Last week, Paul Kuharsky asked over at ESPN AFC South Blog which the best Oilers/Titans team was, listing among his possibilities the 1960 and '61 AFL champions, the 1979 team that lost close to the Steelers in the AFC Championship game, the 1999 Super Bowl team, and the 2000 team whose playoff loss caused me to kick apart a cardboard box. (Yes, it was empty, and I was going to throw it away. Yes, it felt good, dangit.)
I'd started some mucking around in this direction, poking around with different ways to evaluate the "best" team in franchise history. I tend to value regular season success more than postseason success, and particularly regular season dominance, as you'll see. I also didn't take into account in my analysis league-wide honors for players on that team, like Pro Bowls and All-Pro and Hall of Fame members. I especially don't particularly like relying on Pro Bowls, which tend to be the same players over and over mixed in with a smattering of guys who have good conventional stats. This tends to focus too much attention on particular big names (let's be honest, Bruce Matthews didn't really deserve to make it to the Pro Bowl every year he did), and also overrates stars-and-scrubs systems. In the analysis, I refer to teams' DVOA, the base statistic we use at Football Outsiders (available 1993-present), and also Pythagorean wins (PythWins), which tells you many games a team "should" win based on their points scored and points allowed.
So, what's my take on the best teams in franchise history?
A wise man once uttered the famous phrase, "First impressions are lasting."
So far, Ryan Mouton's plight as a Tennessee Titan more than validates the aforementioned age-old axiom.
From Titans' fans being upset due to him being chosen in the third round over local favorite D.J. Moore, to his untimely case of fumble-itis as a returner in the "forgettable" debacle in the Meadowlands against the Jets, Mouton's had his share of struggles entering his second year in Nashville.
With this weekend's news that fellow 2009 CB draftee Jason McCourty is running with the first team in OTAs due to his strong offseason, the pressure is certainly on Mouton to step up his game.
Formal notice: I'm officially on "not really writing posts" for the next couple weeks. Future installments of how much the offense changed, plus other posts I hope will be interesting, should resume early-mid June. But, just in case you cared what I thought about the latest and least boring Titans news:

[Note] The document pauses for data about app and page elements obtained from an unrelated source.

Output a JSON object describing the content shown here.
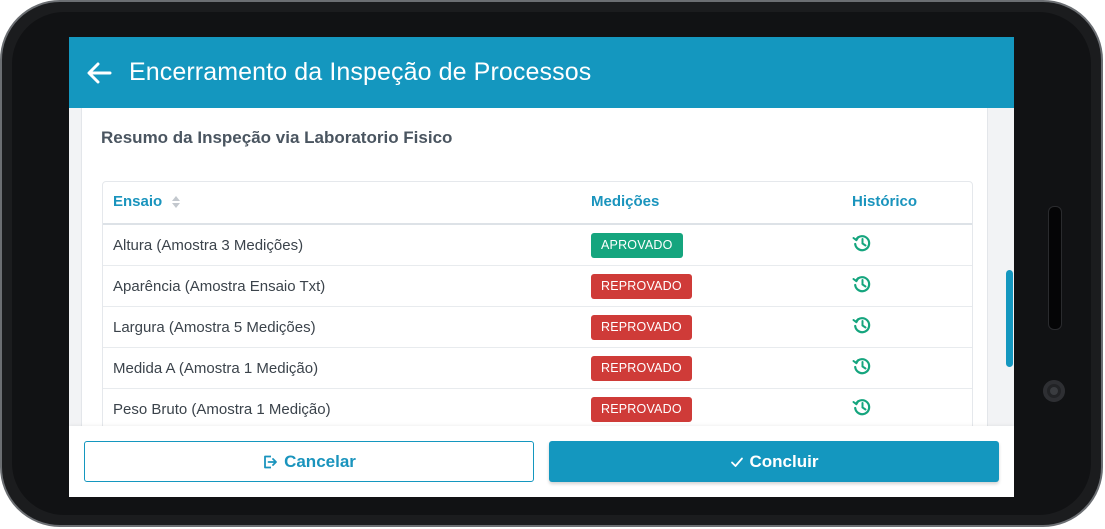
{
  "header": {
    "title": "Encerramento da Inspeção de Processos",
    "back_icon": "arrow-left-icon"
  },
  "summary": {
    "title": "Resumo da Inspeção via Laboratorio Fisico",
    "columns": [
      "Ensaio",
      "Medições",
      "Histórico"
    ],
    "rows": [
      {
        "ensaio": "Altura (Amostra 3 Medições)",
        "status": "APROVADO",
        "status_type": "ok"
      },
      {
        "ensaio": "Aparência (Amostra Ensaio Txt)",
        "status": "REPROVADO",
        "status_type": "nok"
      },
      {
        "ensaio": "Largura (Amostra 5 Medições)",
        "status": "REPROVADO",
        "status_type": "nok"
      },
      {
        "ensaio": "Medida A (Amostra 1 Medição)",
        "status": "REPROVADO",
        "status_type": "nok"
      },
      {
        "ensaio": "Peso Bruto (Amostra 1 Medição)",
        "status": "REPROVADO",
        "status_type": "nok"
      }
    ]
  },
  "footer": {
    "cancel_label": "Cancelar",
    "confirm_label": "Concluir"
  },
  "colors": {
    "primary": "#1497bf",
    "approved": "#15a57e",
    "rejected": "#cf3b38",
    "history_icon": "#15a57e"
  }
}
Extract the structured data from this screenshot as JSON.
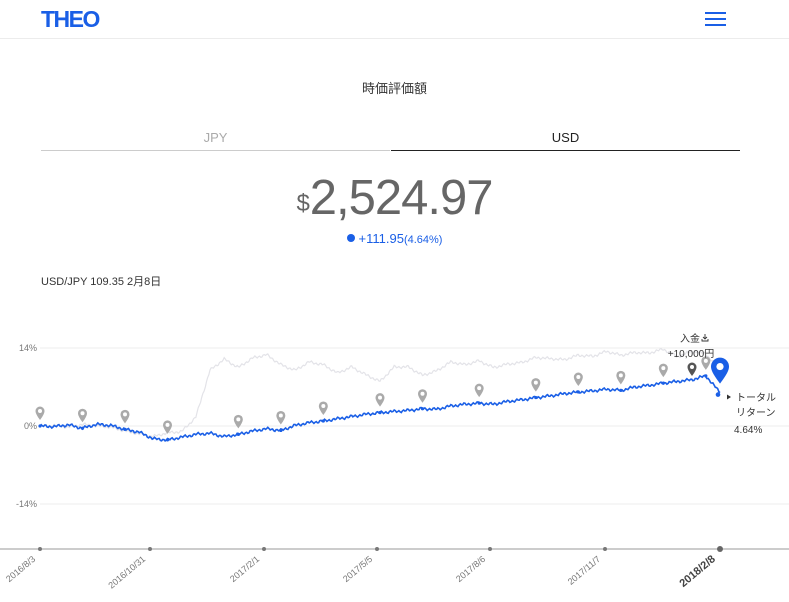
{
  "header": {
    "logo": "THEO",
    "menu_icon": "hamburger-icon"
  },
  "section_title": "時価評価額",
  "tabs": [
    {
      "label": "JPY",
      "active": false
    },
    {
      "label": "USD",
      "active": true
    }
  ],
  "valuation": {
    "currency_symbol": "$",
    "amount": "2,524.97",
    "change": "+111.95",
    "change_percent": "(4.64%)"
  },
  "exchange_rate": "USD/JPY 109.35   2月8日",
  "chart_labels": {
    "deposit_title": "入金",
    "deposit_amount": "+10,000円",
    "return_label_1": "トータル",
    "return_label_2": "リターン",
    "return_value": "4.64%"
  },
  "colors": {
    "accent": "#1a5fe6",
    "marker": "#aaaaaa",
    "benchmark": "#e3e3e8"
  },
  "chart_data": {
    "type": "line",
    "ylim": [
      -14,
      14
    ],
    "y_ticks": [
      "14%",
      "0%",
      "-14%"
    ],
    "x_ticks": [
      "2016/8/3",
      "2016/10/31",
      "2017/2/1",
      "2017/5/5",
      "2017/8/6",
      "2017/11/7",
      "2018/2/8"
    ],
    "series": [
      {
        "values": [
          0,
          -0.1,
          0.2,
          -0.4,
          0.3,
          0.1,
          -0.6,
          -1.1,
          -2.3,
          -2.5,
          -2.0,
          -1.5,
          -1.3,
          -1.9,
          -1.5,
          -0.9,
          -0.5,
          -0.8,
          0.1,
          0.6,
          0.9,
          1.3,
          1.7,
          2.1,
          2.4,
          2.6,
          2.8,
          3.1,
          3.0,
          3.6,
          3.9,
          4.1,
          3.9,
          4.4,
          4.7,
          5.1,
          5.4,
          5.8,
          6.1,
          6.3,
          6.6,
          6.4,
          7.0,
          7.3,
          7.7,
          8.0,
          8.3,
          9.0,
          6.0
        ]
      },
      {
        "values": [
          0,
          0.1,
          -0.2,
          0.3,
          0.0,
          -0.2,
          -0.9,
          -1.4,
          -1.9,
          -1.2,
          -1.0,
          1.6,
          10.0,
          12.0,
          10.5,
          12.2,
          12.8,
          11.0,
          10.0,
          11.5,
          11.0,
          9.5,
          10.6,
          9.2,
          8.0,
          10.6,
          10.6,
          9.1,
          9.9,
          11.5,
          11.0,
          11.7,
          10.5,
          11.1,
          11.4,
          12.3,
          12.1,
          11.9,
          12.7,
          12.5,
          13.4,
          12.7,
          13.2,
          13.1,
          13.8,
          12.4,
          13.4,
          13.0,
          10.0
        ]
      }
    ]
  }
}
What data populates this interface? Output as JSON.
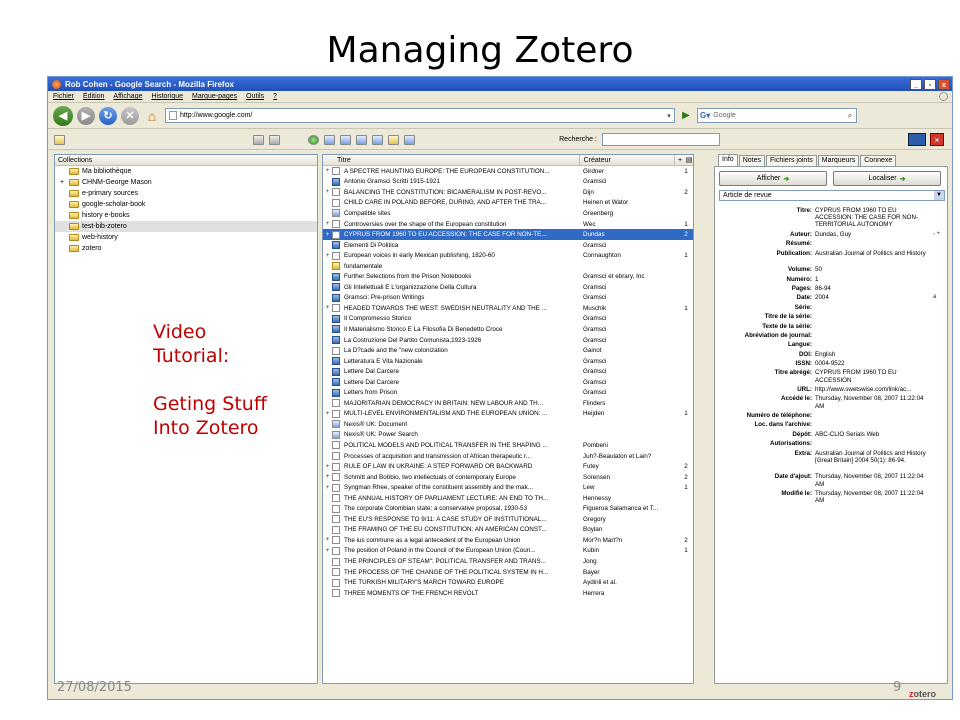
{
  "slide": {
    "title": "Managing Zotero",
    "date": "27/08/2015",
    "number": "9",
    "note_lines": [
      "Video",
      "Tutorial:",
      "",
      "Geting Stuff",
      "Into Zotero"
    ]
  },
  "window": {
    "title": "Rob Cohen - Google Search - Mozilla Firefox",
    "buttons": [
      "_",
      "▫",
      "x"
    ]
  },
  "menu": [
    "Fichier",
    "Édition",
    "Affichage",
    "Historique",
    "Marque-pages",
    "Outils",
    "?"
  ],
  "nav": {
    "url": "http://www.google.com/",
    "search_placeholder": "Google"
  },
  "zotero": {
    "search_label": "Recherche :",
    "collections_header": "Collections",
    "collections": [
      {
        "label": "Ma bibliothèque",
        "expand": "",
        "type": "library"
      },
      {
        "label": "CHNM-George Mason",
        "expand": "+",
        "type": "folder"
      },
      {
        "label": "e-primary sources",
        "expand": "",
        "type": "folder"
      },
      {
        "label": "google-scholar-book",
        "expand": "",
        "type": "folder"
      },
      {
        "label": "history e-books",
        "expand": "",
        "type": "folder"
      },
      {
        "label": "test-bib-zotero",
        "expand": "",
        "type": "folder",
        "selected": true
      },
      {
        "label": "web-history",
        "expand": "",
        "type": "folder"
      },
      {
        "label": "zotero",
        "expand": "",
        "type": "folder"
      }
    ],
    "items_headers": {
      "title": "Titre",
      "creator": "Créateur",
      "plus": "+"
    },
    "items": [
      {
        "exp": "+",
        "type": "doc",
        "title": "A SPECTRE HAUNTING EUROPE: THE EUROPEAN CONSTITUTION...",
        "creator": "Girdner",
        "count": "1"
      },
      {
        "exp": "",
        "type": "book",
        "title": "Antonio Gramsci Scritti 1915-1921",
        "creator": "Gramsci",
        "count": ""
      },
      {
        "exp": "+",
        "type": "doc",
        "title": "BALANCING THE CONSTITUTION: BICAMERALISM IN POST-REVO...",
        "creator": "Dijn",
        "count": "2"
      },
      {
        "exp": "",
        "type": "doc",
        "title": "CHILD CARE IN POLAND BEFORE, DURING, AND AFTER THE TRA...",
        "creator": "Heinen et Wator",
        "count": ""
      },
      {
        "exp": "",
        "type": "web",
        "title": "Compatible sites",
        "creator": "Greenberg",
        "count": ""
      },
      {
        "exp": "+",
        "type": "doc",
        "title": "Controversies over the shape of the European constitution",
        "creator": "Wec",
        "count": "1"
      },
      {
        "exp": "+",
        "type": "doc",
        "title": "CYPRUS FROM 1960 TO EU ACCESSION: THE CASE FOR NON-TE...",
        "creator": "Dundas",
        "count": "2",
        "selected": true
      },
      {
        "exp": "",
        "type": "book",
        "title": "Elementi Di Politica",
        "creator": "Gramsci",
        "count": ""
      },
      {
        "exp": "+",
        "type": "doc",
        "title": "European voices in early Mexican publishing, 1820-60",
        "creator": "Connaughton",
        "count": "1"
      },
      {
        "exp": "",
        "type": "folder",
        "title": "fondamentale",
        "creator": "",
        "count": ""
      },
      {
        "exp": "",
        "type": "book",
        "title": "Further Selections from the Prison Notebooks",
        "creator": "Gramsci et ebrary, Inc",
        "count": ""
      },
      {
        "exp": "",
        "type": "book",
        "title": "Gli Intellettuali E L'organizzazione Della Cultura",
        "creator": "Gramsci",
        "count": ""
      },
      {
        "exp": "",
        "type": "book",
        "title": "Gramsci: Pre-prison Writings",
        "creator": "Gramsci",
        "count": ""
      },
      {
        "exp": "+",
        "type": "doc",
        "title": "HEADED TOWARDS THE WEST: SWEDISH NEUTRALITY AND THE ...",
        "creator": "Muschik",
        "count": "1"
      },
      {
        "exp": "",
        "type": "book",
        "title": "Il Compromesso Storico",
        "creator": "Gramsci",
        "count": ""
      },
      {
        "exp": "",
        "type": "book",
        "title": "Il Materialismo Storico E La Filosofia Di Benedetto Croce",
        "creator": "Gramsci",
        "count": ""
      },
      {
        "exp": "",
        "type": "book",
        "title": "La Costruzione Del Partito Comunista,1923-1926",
        "creator": "Gramsci",
        "count": ""
      },
      {
        "exp": "",
        "type": "doc",
        "title": "La D?cade and the \"new colonization",
        "creator": "Gainot",
        "count": ""
      },
      {
        "exp": "",
        "type": "book",
        "title": "Letteratura E Vita Nazionale",
        "creator": "Gramsci",
        "count": ""
      },
      {
        "exp": "",
        "type": "book",
        "title": "Lettere Dal Carcere",
        "creator": "Gramsci",
        "count": ""
      },
      {
        "exp": "",
        "type": "book",
        "title": "Lettere Dal Carcere",
        "creator": "Gramsci",
        "count": ""
      },
      {
        "exp": "",
        "type": "book",
        "title": "Letters from Prison",
        "creator": "Gramsci",
        "count": ""
      },
      {
        "exp": "",
        "type": "doc",
        "title": "MAJORITARIAN DEMOCRACY IN BRITAIN: NEW LABOUR AND TH...",
        "creator": "Flinders",
        "count": ""
      },
      {
        "exp": "+",
        "type": "doc",
        "title": "MULTI-LEVEL ENVIRONMENTALISM AND THE EUROPEAN UNION: ...",
        "creator": "Heijden",
        "count": "1"
      },
      {
        "exp": "",
        "type": "web",
        "title": "Nexis® UK: Document",
        "creator": "",
        "count": ""
      },
      {
        "exp": "",
        "type": "web",
        "title": "Nexis® UK: Power Search",
        "creator": "",
        "count": ""
      },
      {
        "exp": "",
        "type": "doc",
        "title": "POLITICAL MODELS AND POLITICAL TRANSFER IN THE SHAPING ...",
        "creator": "Pombeni",
        "count": ""
      },
      {
        "exp": "",
        "type": "doc",
        "title": "Processes of acquisition and transmission of African therapeutic r...",
        "creator": "Juh?-Beaulaton et Lain?",
        "count": ""
      },
      {
        "exp": "+",
        "type": "doc",
        "title": "RULE OF LAW IN UKRAINE: A STEP FORWARD OR BACKWARD",
        "creator": "Futey",
        "count": "2"
      },
      {
        "exp": "+",
        "type": "doc",
        "title": "Schmitt and Bobbio, two intellectuals of contemporary Europe",
        "creator": "Sorensen",
        "count": "2"
      },
      {
        "exp": "+",
        "type": "doc",
        "title": "Syngman Rhee, speaker of the constituent assembly and the mak...",
        "creator": "Lew",
        "count": "1"
      },
      {
        "exp": "",
        "type": "doc",
        "title": "THE ANNUAL HISTORY OF PARLIAMENT LECTURE: AN END TO TH...",
        "creator": "Hennessy",
        "count": ""
      },
      {
        "exp": "",
        "type": "doc",
        "title": "The corporate Colombian state: a conservative proposal, 1930-53",
        "creator": "Figueroa Salamanca et T...",
        "count": ""
      },
      {
        "exp": "",
        "type": "doc",
        "title": "THE EU'S RESPONSE TO 9/11: A CASE STUDY OF INSTITUTIONAL...",
        "creator": "Gregory",
        "count": ""
      },
      {
        "exp": "",
        "type": "doc",
        "title": "THE FRAMING OF THE EU CONSTITUTION: AN AMERICAN CONST...",
        "creator": "Boylan",
        "count": ""
      },
      {
        "exp": "+",
        "type": "doc",
        "title": "The ius commune as a legal antecedent of the European Union",
        "creator": "Mor?n Mart?n",
        "count": "2"
      },
      {
        "exp": "+",
        "type": "doc",
        "title": "The position of Poland in the Council of the European Union (Coun...",
        "creator": "Kubin",
        "count": "1"
      },
      {
        "exp": "",
        "type": "doc",
        "title": "THE PRINCIPLES OF STEAM\": POLITICAL TRANSFER AND TRANS...",
        "creator": "Jong",
        "count": ""
      },
      {
        "exp": "",
        "type": "doc",
        "title": "THE PROCESS OF THE CHANGE OF THE POLITICAL SYSTEM IN H...",
        "creator": "Bayer",
        "count": ""
      },
      {
        "exp": "",
        "type": "doc",
        "title": "THE TURKISH MILITARY'S MARCH TOWARD EUROPE",
        "creator": "Aydinli et al.",
        "count": ""
      },
      {
        "exp": "",
        "type": "doc",
        "title": "THREE MOMENTS OF THE FRENCH REVOLT",
        "creator": "Herrera",
        "count": ""
      }
    ],
    "tabs": [
      "Info",
      "Notes",
      "Fichiers joints",
      "Marqueurs",
      "Connexe"
    ],
    "afficher_label": "Afficher",
    "localiser_label": "Localiser",
    "item_type": "Article de revue",
    "fields": [
      {
        "label": "Titre:",
        "value": "CYPRUS FROM 1960 TO EU ACCESSION: THE CASE FOR NON-TERRITORIAL AUTONOMY",
        "lines": 3
      },
      {
        "label": "Auteur:",
        "value": "Dundas,  Guy",
        "extra": "- +",
        "lines": 1
      },
      {
        "label": "Résumé:",
        "value": "",
        "lines": 1
      },
      {
        "label": "Publication:",
        "value": "Australian Journal of Politics and History",
        "lines": 2
      },
      {
        "label": "Volume:",
        "value": "50",
        "lines": 1
      },
      {
        "label": "Numéro:",
        "value": "1",
        "lines": 1
      },
      {
        "label": "Pages:",
        "value": "86-94",
        "lines": 1
      },
      {
        "label": "Date:",
        "value": "2004",
        "extra": "a",
        "lines": 1
      },
      {
        "label": "Série:",
        "value": "",
        "lines": 1
      },
      {
        "label": "Titre de la série:",
        "value": "",
        "lines": 1
      },
      {
        "label": "Texte de la série:",
        "value": "",
        "lines": 1
      },
      {
        "label": "Abréviation de journal:",
        "value": "",
        "lines": 1
      },
      {
        "label": "Langue:",
        "value": "",
        "lines": 1
      },
      {
        "label": "DOI:",
        "value": "English",
        "lines": 1
      },
      {
        "label": "ISSN:",
        "value": "0004-9522",
        "lines": 1
      },
      {
        "label": "Titre abrégé:",
        "value": "CYPRUS FROM 1960 TO EU ACCESSION",
        "lines": 2
      },
      {
        "label": "URL:",
        "value": "http://www.swetswise.com/link/ac...",
        "lines": 1
      },
      {
        "label": "Accédé le:",
        "value": "Thursday, November 08, 2007 11:22:04 AM",
        "lines": 2
      },
      {
        "label": "Numéro de téléphone:",
        "value": "",
        "lines": 1
      },
      {
        "label": "Loc. dans l'archive:",
        "value": "",
        "lines": 1
      },
      {
        "label": "Dépôt:",
        "value": "ABC-CLIO Serials Web",
        "lines": 1
      },
      {
        "label": "Autorisations:",
        "value": "",
        "lines": 1
      },
      {
        "label": "Extra:",
        "value": "Australian Journal of Politics and History [Great Britain] 2004 50(1): 86-94.",
        "lines": 3
      },
      {
        "label": "Date d'ajout:",
        "value": "Thursday, November 08, 2007 11:22:04 AM",
        "lines": 2
      },
      {
        "label": "Modifié le:",
        "value": "Thursday, November 08, 2007 11:22:04 AM",
        "lines": 2
      }
    ],
    "logo": "zotero"
  }
}
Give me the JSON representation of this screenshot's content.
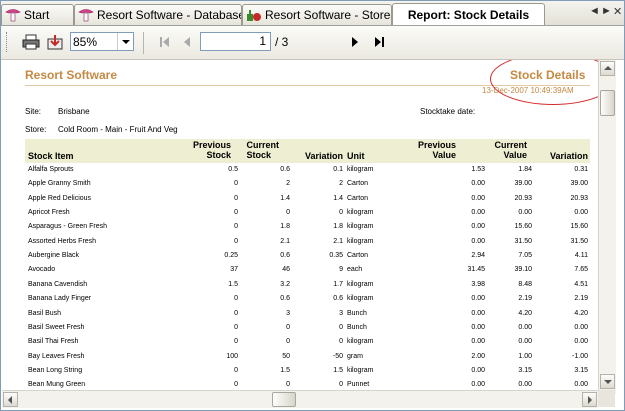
{
  "tabs": [
    {
      "label": "Start",
      "icon": "resort-app-icon"
    },
    {
      "label": "Resort Software - Database",
      "icon": "resort-app-icon"
    },
    {
      "label": "Resort Software - Stores",
      "icon": "stores-icon"
    },
    {
      "label": "Report: Stock Details",
      "icon": ""
    }
  ],
  "tab_controls": {
    "prev": "◄",
    "next": "►",
    "close": "✕"
  },
  "toolbar": {
    "zoom": "85%",
    "page_current": "1",
    "page_total": "/ 3"
  },
  "report": {
    "company": "Resort Software",
    "title": "Stock Details",
    "datetime": "13-Dec-2007   10:49:39AM",
    "site_label": "Site:",
    "site_value": "Brisbane",
    "stocktake_label": "Stocktake date:",
    "store_label": "Store:",
    "store_value": "Cold Room - Main - Fruit And Veg",
    "columns": {
      "item": "Stock Item",
      "prev_stock": "Previous\nStock",
      "cur_stock": "Current\nStock",
      "variation": "Variation",
      "unit": "Unit",
      "prev_value": "Previous\nValue",
      "cur_value": "Current\nValue",
      "var_value": "Variation"
    },
    "rows": [
      [
        "Alfalfa Sprouts",
        "0.5",
        "0.6",
        "0.1",
        "kilogram",
        "1.53",
        "1.84",
        "0.31"
      ],
      [
        "Apple Granny Smith",
        "0",
        "2",
        "2",
        "Carton",
        "0.00",
        "39.00",
        "39.00"
      ],
      [
        "Apple Red Delicious",
        "0",
        "1.4",
        "1.4",
        "Carton",
        "0.00",
        "20.93",
        "20.93"
      ],
      [
        "Apricot Fresh",
        "0",
        "0",
        "0",
        "kilogram",
        "0.00",
        "0.00",
        "0.00"
      ],
      [
        "Asparagus - Green Fresh",
        "0",
        "1.8",
        "1.8",
        "kilogram",
        "0.00",
        "15.60",
        "15.60"
      ],
      [
        "Assorted Herbs Fresh",
        "0",
        "2.1",
        "2.1",
        "kilogram",
        "0.00",
        "31.50",
        "31.50"
      ],
      [
        "Aubergine Black",
        "0.25",
        "0.6",
        "0.35",
        "Carton",
        "2.94",
        "7.05",
        "4.11"
      ],
      [
        "Avocado",
        "37",
        "46",
        "9",
        "each",
        "31.45",
        "39.10",
        "7.65"
      ],
      [
        "Banana Cavendish",
        "1.5",
        "3.2",
        "1.7",
        "kilogram",
        "3.98",
        "8.48",
        "4.51"
      ],
      [
        "Banana Lady Finger",
        "0",
        "0.6",
        "0.6",
        "kilogram",
        "0.00",
        "2.19",
        "2.19"
      ],
      [
        "Basil Bush",
        "0",
        "3",
        "3",
        "Bunch",
        "0.00",
        "4.20",
        "4.20"
      ],
      [
        "Basil Sweet Fresh",
        "0",
        "0",
        "0",
        "Bunch",
        "0.00",
        "0.00",
        "0.00"
      ],
      [
        "Basil Thai Fresh",
        "0",
        "0",
        "0",
        "kilogram",
        "0.00",
        "0.00",
        "0.00"
      ],
      [
        "Bay Leaves Fresh",
        "100",
        "50",
        "-50",
        "gram",
        "2.00",
        "1.00",
        "-1.00"
      ],
      [
        "Bean Long String",
        "0",
        "1.5",
        "1.5",
        "kilogram",
        "0.00",
        "3.15",
        "3.15"
      ],
      [
        "Bean Mung Green",
        "0",
        "0",
        "0",
        "Punnet",
        "0.00",
        "0.00",
        "0.00"
      ]
    ]
  },
  "colors": {
    "accent": "#c48a45",
    "header_bg": "#eeeed2",
    "highlight_oval": "#d62b2b"
  }
}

Chris Johnson, Bo Scaife, and Stephen Tulloch are skipping workouts: I don't care too much about CJ and Tulloch; they're reasonable business decisions and both guys seem to be working out. It's not unusual for players in Bo's situation to hold himself out, but if his $4.9 million for 2010 was indeed guaranteed as was reported, I'm not particularly happy. CJ and Tulloch would get more money, at least guaranteed, if they hit the open market. If Bo left the Titans, I strongly doubt he's paid over $9 million like he'll get from the Titans between 2009 and 2010.
The Titans help Nashville recover: Best wishes to all our readers and hopes everybody came through unharmed and with no major losses. I've been through some nasty rain/water before, most notably Hurricane Alicia and a memorable day in the summer of '96 with 18"+ (the closest official rain gauge overflowed at 15.9"). It's a little far for me to volunteer, but I threw some money toward the direction of the Community Foundation of Middle Tennessee though you'll get swag if you give $100 to the Vince Young Foundation.
Terry McCormick, formerly of the City Paper, is reporting the Titans are close to hiring Ruston Webster, who worked with Mike Reinfeldt in Seattle. If you read this article from 2006 and this one from 2002 linked therein, you'll know everything I do about Webster.
Selected in the seventh and final round of this year's draft, former Brown DT David Howard will attempt to take the leap from the Ivy League to the NFL.
Listed by at least one major publication as a sleeper prior to draft weekend, Brown's intriguing athleticism demonstrated during his pro day served as the impetus for the Tennessee Titans to take a flyer on the former Ivy Leaguer in the draft's final round.
Similar to last week's exercise regarding fellow 7th rounder Marc Mariani, let's take a look at David Howard's chances of sticking around in 2010.
Pardon the lack of content from me of late; Andrew keeps writing the posts I plan to write before I have a chance to write them, plus the press of other obligations is ongoing. So, rather than a substantive post, I'll write about something interesting that I think flew further under the radar than it should have.
The Titans-related interview making the rounds of late has been LenDale White's, shall I say, slightly idiosyncratic view that the problem with the 2009 Titans is that LenDale White didn't get enough carries. Were I a fan of the Seahawks and Mr. White, I'd be pleased at his confidence in himself, but as he's now a Seahawk and I never thought he was particularly good, I don't really care. Instead, I strongly commend to you Vince Young's interview with a Houston radio station. It's from back in March, but I finally had a chance to listen to the whole thing last week and the quotes don't do it justice. It's not so explicitly philosophical as the great Mike Reinfeldt talk, and there are no killer quotes like White provided, but in terms of Vince Young talking about his life, career, and his evolution as an NFL QB, it's by far the best thing I've ever heard.